EXERCISE PROMPT: Pull out every line below that contains the word "Free".

----------

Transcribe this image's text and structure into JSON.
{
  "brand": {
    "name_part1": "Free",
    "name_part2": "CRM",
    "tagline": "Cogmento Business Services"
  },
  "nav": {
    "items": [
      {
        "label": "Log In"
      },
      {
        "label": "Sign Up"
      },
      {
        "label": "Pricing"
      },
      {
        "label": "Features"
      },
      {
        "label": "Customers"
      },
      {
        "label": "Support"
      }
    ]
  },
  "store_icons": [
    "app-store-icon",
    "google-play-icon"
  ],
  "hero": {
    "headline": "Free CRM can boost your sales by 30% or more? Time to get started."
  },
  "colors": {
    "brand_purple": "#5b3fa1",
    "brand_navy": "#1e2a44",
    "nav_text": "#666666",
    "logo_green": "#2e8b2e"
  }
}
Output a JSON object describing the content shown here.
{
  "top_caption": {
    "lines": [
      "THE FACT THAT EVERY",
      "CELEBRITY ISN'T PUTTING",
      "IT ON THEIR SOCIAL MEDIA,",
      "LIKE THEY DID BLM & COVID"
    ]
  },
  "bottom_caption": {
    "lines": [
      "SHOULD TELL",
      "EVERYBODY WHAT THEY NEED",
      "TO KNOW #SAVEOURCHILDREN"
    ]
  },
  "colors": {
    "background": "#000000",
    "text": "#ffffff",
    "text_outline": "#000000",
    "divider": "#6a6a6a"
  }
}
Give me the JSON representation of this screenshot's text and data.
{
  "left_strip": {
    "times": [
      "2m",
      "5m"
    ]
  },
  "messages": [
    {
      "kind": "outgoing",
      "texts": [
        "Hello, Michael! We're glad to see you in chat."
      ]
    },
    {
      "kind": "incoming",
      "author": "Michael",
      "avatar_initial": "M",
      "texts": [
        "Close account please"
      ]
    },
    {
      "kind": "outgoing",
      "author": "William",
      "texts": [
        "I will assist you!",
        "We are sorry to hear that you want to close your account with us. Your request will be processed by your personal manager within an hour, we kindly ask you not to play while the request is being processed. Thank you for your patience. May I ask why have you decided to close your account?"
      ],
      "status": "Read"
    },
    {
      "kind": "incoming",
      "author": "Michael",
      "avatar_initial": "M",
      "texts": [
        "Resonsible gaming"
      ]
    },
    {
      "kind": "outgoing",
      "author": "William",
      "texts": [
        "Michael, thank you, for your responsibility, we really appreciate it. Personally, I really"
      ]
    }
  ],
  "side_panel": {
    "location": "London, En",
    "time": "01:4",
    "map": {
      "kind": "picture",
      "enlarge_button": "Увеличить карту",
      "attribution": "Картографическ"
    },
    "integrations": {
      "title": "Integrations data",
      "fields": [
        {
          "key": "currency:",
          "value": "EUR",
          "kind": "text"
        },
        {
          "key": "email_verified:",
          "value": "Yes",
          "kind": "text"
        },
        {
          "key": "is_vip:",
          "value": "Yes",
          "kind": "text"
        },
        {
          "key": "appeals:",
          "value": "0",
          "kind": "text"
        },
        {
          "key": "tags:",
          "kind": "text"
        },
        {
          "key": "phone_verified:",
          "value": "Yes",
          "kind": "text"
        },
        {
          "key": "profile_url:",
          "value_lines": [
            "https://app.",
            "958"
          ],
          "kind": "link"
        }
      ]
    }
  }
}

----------

SOLUTION TO THIS TASK:
    "name_part1": "Free",
    "headline": "Free CRM can boost your sales by 30% or more? Time to get started."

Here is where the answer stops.